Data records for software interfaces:
----------------------------------------
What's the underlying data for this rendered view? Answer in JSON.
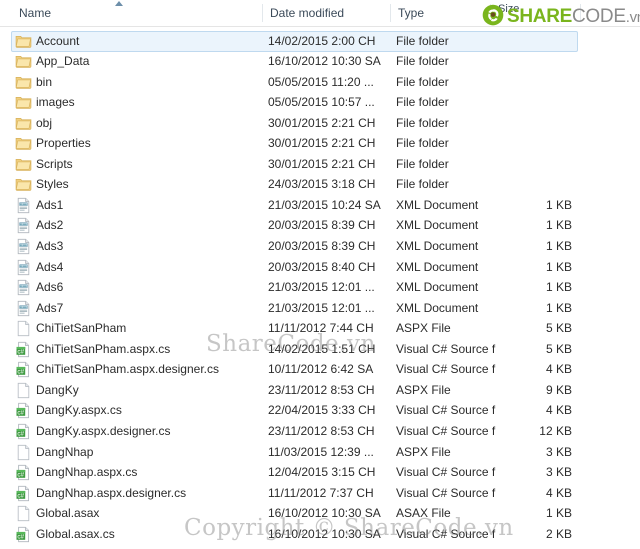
{
  "window": {
    "view": "details"
  },
  "columns": [
    {
      "key": "name",
      "label": "Name",
      "sorted": "asc"
    },
    {
      "key": "date",
      "label": "Date modified",
      "sorted": "none"
    },
    {
      "key": "type",
      "label": "Type",
      "sorted": "none"
    },
    {
      "key": "size",
      "label": "Size",
      "sorted": "none"
    }
  ],
  "watermarks": {
    "logo_share": "SHARE",
    "logo_code": "CODE",
    "logo_vn": ".vn",
    "middle": "ShareCode.vn",
    "bottom": "Copyright © ShareCode.vn"
  },
  "colors": {
    "logo_green": "#7ab51d",
    "logo_gray": "#8a8a8a",
    "selection_fill": "#ebf4fc",
    "selection_border": "#bfd9ef",
    "folder_icon": "#f5d98a",
    "csharp_icon": "#3f9b42"
  },
  "rows": [
    {
      "name": "Account",
      "date": "14/02/2015 2:00 CH",
      "type": "File folder",
      "size": "",
      "icon": "folder-icon",
      "selected": true
    },
    {
      "name": "App_Data",
      "date": "16/10/2012 10:30 SA",
      "type": "File folder",
      "size": "",
      "icon": "folder-icon",
      "selected": false
    },
    {
      "name": "bin",
      "date": "05/05/2015 11:20 ...",
      "type": "File folder",
      "size": "",
      "icon": "folder-icon",
      "selected": false
    },
    {
      "name": "images",
      "date": "05/05/2015 10:57 ...",
      "type": "File folder",
      "size": "",
      "icon": "folder-icon",
      "selected": false
    },
    {
      "name": "obj",
      "date": "30/01/2015 2:21 CH",
      "type": "File folder",
      "size": "",
      "icon": "folder-icon",
      "selected": false
    },
    {
      "name": "Properties",
      "date": "30/01/2015 2:21 CH",
      "type": "File folder",
      "size": "",
      "icon": "folder-icon",
      "selected": false
    },
    {
      "name": "Scripts",
      "date": "30/01/2015 2:21 CH",
      "type": "File folder",
      "size": "",
      "icon": "folder-icon",
      "selected": false
    },
    {
      "name": "Styles",
      "date": "24/03/2015 3:18 CH",
      "type": "File folder",
      "size": "",
      "icon": "folder-icon",
      "selected": false
    },
    {
      "name": "Ads1",
      "date": "21/03/2015 10:24 SA",
      "type": "XML Document",
      "size": "1 KB",
      "icon": "xml-file-icon",
      "selected": false
    },
    {
      "name": "Ads2",
      "date": "20/03/2015 8:39 CH",
      "type": "XML Document",
      "size": "1 KB",
      "icon": "xml-file-icon",
      "selected": false
    },
    {
      "name": "Ads3",
      "date": "20/03/2015 8:39 CH",
      "type": "XML Document",
      "size": "1 KB",
      "icon": "xml-file-icon",
      "selected": false
    },
    {
      "name": "Ads4",
      "date": "20/03/2015 8:40 CH",
      "type": "XML Document",
      "size": "1 KB",
      "icon": "xml-file-icon",
      "selected": false
    },
    {
      "name": "Ads6",
      "date": "21/03/2015 12:01 ...",
      "type": "XML Document",
      "size": "1 KB",
      "icon": "xml-file-icon",
      "selected": false
    },
    {
      "name": "Ads7",
      "date": "21/03/2015 12:01 ...",
      "type": "XML Document",
      "size": "1 KB",
      "icon": "xml-file-icon",
      "selected": false
    },
    {
      "name": "ChiTietSanPham",
      "date": "11/11/2012 7:44 CH",
      "type": "ASPX File",
      "size": "5 KB",
      "icon": "blank-page-icon",
      "selected": false
    },
    {
      "name": "ChiTietSanPham.aspx.cs",
      "date": "14/02/2015 1:51 CH",
      "type": "Visual C# Source f...",
      "size": "5 KB",
      "icon": "csharp-file-icon",
      "selected": false
    },
    {
      "name": "ChiTietSanPham.aspx.designer.cs",
      "date": "10/11/2012 6:42 SA",
      "type": "Visual C# Source f...",
      "size": "4 KB",
      "icon": "csharp-file-icon",
      "selected": false
    },
    {
      "name": "DangKy",
      "date": "23/11/2012 8:53 CH",
      "type": "ASPX File",
      "size": "9 KB",
      "icon": "blank-page-icon",
      "selected": false
    },
    {
      "name": "DangKy.aspx.cs",
      "date": "22/04/2015 3:33 CH",
      "type": "Visual C# Source f...",
      "size": "4 KB",
      "icon": "csharp-file-icon",
      "selected": false
    },
    {
      "name": "DangKy.aspx.designer.cs",
      "date": "23/11/2012 8:53 CH",
      "type": "Visual C# Source f...",
      "size": "12 KB",
      "icon": "csharp-file-icon",
      "selected": false
    },
    {
      "name": "DangNhap",
      "date": "11/03/2015 12:39 ...",
      "type": "ASPX File",
      "size": "3 KB",
      "icon": "blank-page-icon",
      "selected": false
    },
    {
      "name": "DangNhap.aspx.cs",
      "date": "12/04/2015 3:15 CH",
      "type": "Visual C# Source f...",
      "size": "3 KB",
      "icon": "csharp-file-icon",
      "selected": false
    },
    {
      "name": "DangNhap.aspx.designer.cs",
      "date": "11/11/2012 7:37 CH",
      "type": "Visual C# Source f...",
      "size": "4 KB",
      "icon": "csharp-file-icon",
      "selected": false
    },
    {
      "name": "Global.asax",
      "date": "16/10/2012 10:30 SA",
      "type": "ASAX File",
      "size": "1 KB",
      "icon": "blank-page-icon",
      "selected": false
    },
    {
      "name": "Global.asax.cs",
      "date": "16/10/2012 10:30 SA",
      "type": "Visual C# Source f...",
      "size": "2 KB",
      "icon": "csharp-file-icon",
      "selected": false
    }
  ]
}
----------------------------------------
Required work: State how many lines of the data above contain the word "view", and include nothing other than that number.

Answer section: 2